It’s tough. It’s time consuming. It’s emotionally, physically, and mentally, exhausting. Grad school, I’m learning, presents especially intense day-to-day challenges.
But despite all my rough days, early mornings, and fatigue, I have to keep remembering that the opportunity to learn, is a gift. I’m fortunate that I come from a family who’s social class made it easy to go to school and have the opportunity attend higher education with the financial stability to pay for me to go. Even further, I have been able to go on to graduate school and now am on my way to getting a masters.
The topics are interesting. The classmates encouraging. The professors inspiring. But wow, are the tests and workload challenging. Now as I come off a weekend of non-stop studying, and enter a week of more vigorous studying for a Friday exam, I will aim to remind myself of this each and every day.
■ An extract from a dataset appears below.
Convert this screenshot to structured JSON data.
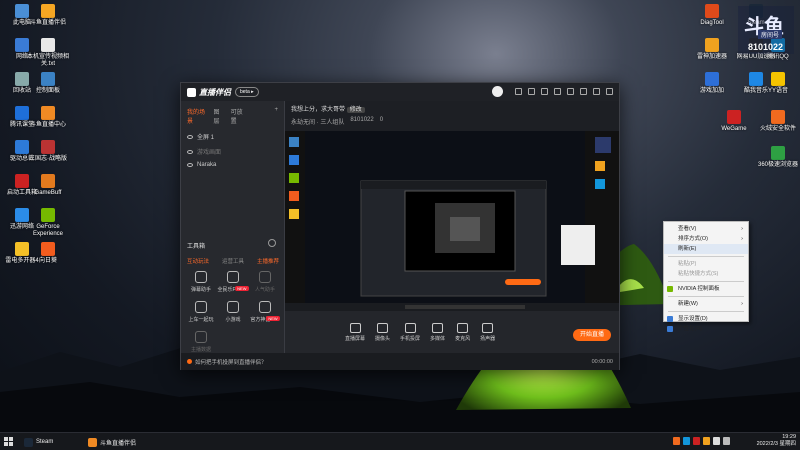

It’s a gift. A blessing to learn and in turn be able to make a difference in someone’s world. So I’m going to embrace each hour at my desk and stare down every worksheet I make, with a conscious effort to be thankful for the gift of long nights and lack of sleep! And read this blog post when I just can’t take anymore.
What “gifts” do you have in your life that you might not see as blessings initially?
Snack, snack some more, and just a little bit more…!
Okay I’m addicted. First of all, I should say that these posts are few and far between because I uprooted and moved to Charleston, SC and started graduate school the next day. Life has been crazy ever since and I’m barely getting a moment to catch up with friends, let alone write any new posts. Hopefully it will calm down a bit soon, but in the mean time, I just HAD to share this recipe with you all.
This is the best granola I’ve found so far that doesn’t have any added sugar and I officially have to have it in my kitchen at all times!! It makes several jars worth, so I typically freeze a couple jars so it stays nice and fresh, and it really freezes great!
I found this recipe on Spoonful of Sugar Free (where I’m finding a ton of recipes lately) so huge thanks to Alex. Her blog is full of recipes that I don’t have to adapt because they’re already free of added sugars. So much love going out to her. I have just slightly adapted this recipe to be more GP friendly and more to my taste preference.
When searching for a chocolate recipe, I had a lot of trouble finding one without any added sugars (including natural sugars), as I often do when searching for desserts. I have adapted this from several recipes I found to be completely free of added sugar and it tastes awesome! To make it a bit sweeter, I added bananas and created a tort of sorts… errr a sort of tort?
GF, DF, SF, Vegan
1/2 C peanut butter (I use mara-natha)
1/2 C. applesauce
1 large banana (mashed)
1 1/2 C zucchini (peeled, chopped in food processor)
3/4 C gluten free oats (ground in food processor)
1/2 C unsweetened cocoa powder
2 tsp vanilla
1 tsp baking soda
1/4 tsp salt
Optional: If you like things a bit sweeter, add in 2 Tbslp of honey or maple syrup
Optional toppings: Top with peanut butter and extra banana